Did I say incompetence? This year’s Padres have been shut out 16 times through 111 games, or 14 percent of the time. Only once in 43 seasons have they been blanked more often at the same point in the season. That would be the inaugural 1969 club, which was shut out 18 times. So yeah, thank goodness Jesus Guzman cranked a solo homer with two out in the ninth against Joe Saunders last week.
The current team is bad, but we’ve seen worse in recent years… much worse:
Year W L Pct RS RA Dif 2002 66 96 .407 662 815 -153 2003 64 98 .395 678 831 -153 2008 63 99 .389 637 764 -137
At least this year’s run differential is only -34. Hey, the Padres should put that on a T-shirt. Or “Not As Bad As 2008.” (This is why I didn’t go into marketing.)
The good news is that when things are bad, they tend to get better. It may take a while (compare, e.g., 1981 to 1984, 1993 to 1996, or 2003 to 2006), but unless you’re the Pirates or Royals, eventually you start winning again.
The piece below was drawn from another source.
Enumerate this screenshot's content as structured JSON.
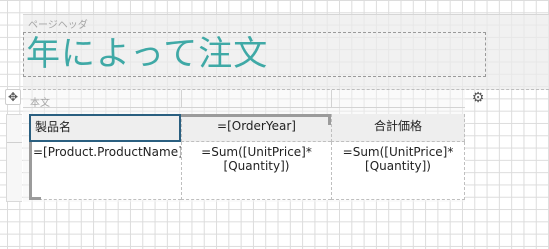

Teams operating on a shoestring budget must take certain measures to facilitate the process:
- Draft and develop young talent – The Padres have struggled in this area, but appear to be making some progress.
- Make good trades – Kevin Towers was a master, and Jed Hoyer appears to be no slouch (or perhaps you miss Ryan Webb and Edward Mujica?).
- Avoid handing out big contracts to mediocre players – The Padres haven’t done this since the days of Wiki Gonzalez, Kevin Jarvis, and Bubba Trammell; even they weren’t as crippling as, say, Kansas City’s inexplicable signings of Jose Guillen and Gil Meche.
To that first point, the trading away of Mike Adams and Ryan Ludwick has opened up opportunities for internal advancement. Erik Hamren, a 24-year-old right-hander, came up to take Adams’ spot on the roster, while Blake Tekotte (24) and Aaron Cunningham (25) help fill the void left by Ludwick (insert “Ludwick was his own void” joke here).
Add them to a foundation of Chase Headley (27), Cameron Maybin (24), Mat Latos (23), and Luebke (26), and things don’t look so bad. I mean, they don’t look great, but baby steps.
Even guys like Ernesto Frieri (25), Josh Spence (23), and Anthony Bass (23) — who admittedly get a boost from pitching half their games at Petco Park — have been useful. Kyle Blanks (24) and Logan Forsythe (24)? Not so much, but they’ve got time to fix that.
If there aren’t many stars in this group, at least there are some players who should make the Padres more watchable in the near future. That’s something, right? It’s better than the promise of Guillen and Meche (or even Gonzalez, Jarvis, and Trammell).
Down on the farm, more prospects are making strides toward San Diego. Southpaw Robbie Erlin, acquired in the Adams trade, worked six shutout innings in his organizational debut at San Antonio. Outfielder Rymer Liriano (20) is enjoying a breakout campaign (.327/.389/.522, 48 SB) at Low-A Fort Wayne. The Padres even went way over slot to sign seventh-round pick Matt Wisler, a high school right-hander who had committed to Ohio State.
Not all of these kids will succeed. In fact, most of them won’t. As Orlando Hudson reminds us, if baseball were easy, everyone would be doing it.
But the more talent you develop, the better your chances are that some of that talent will end up contributing at the big-league level. And increasing the odds of success is the name of the game.
Well, that and winning. Baby steps…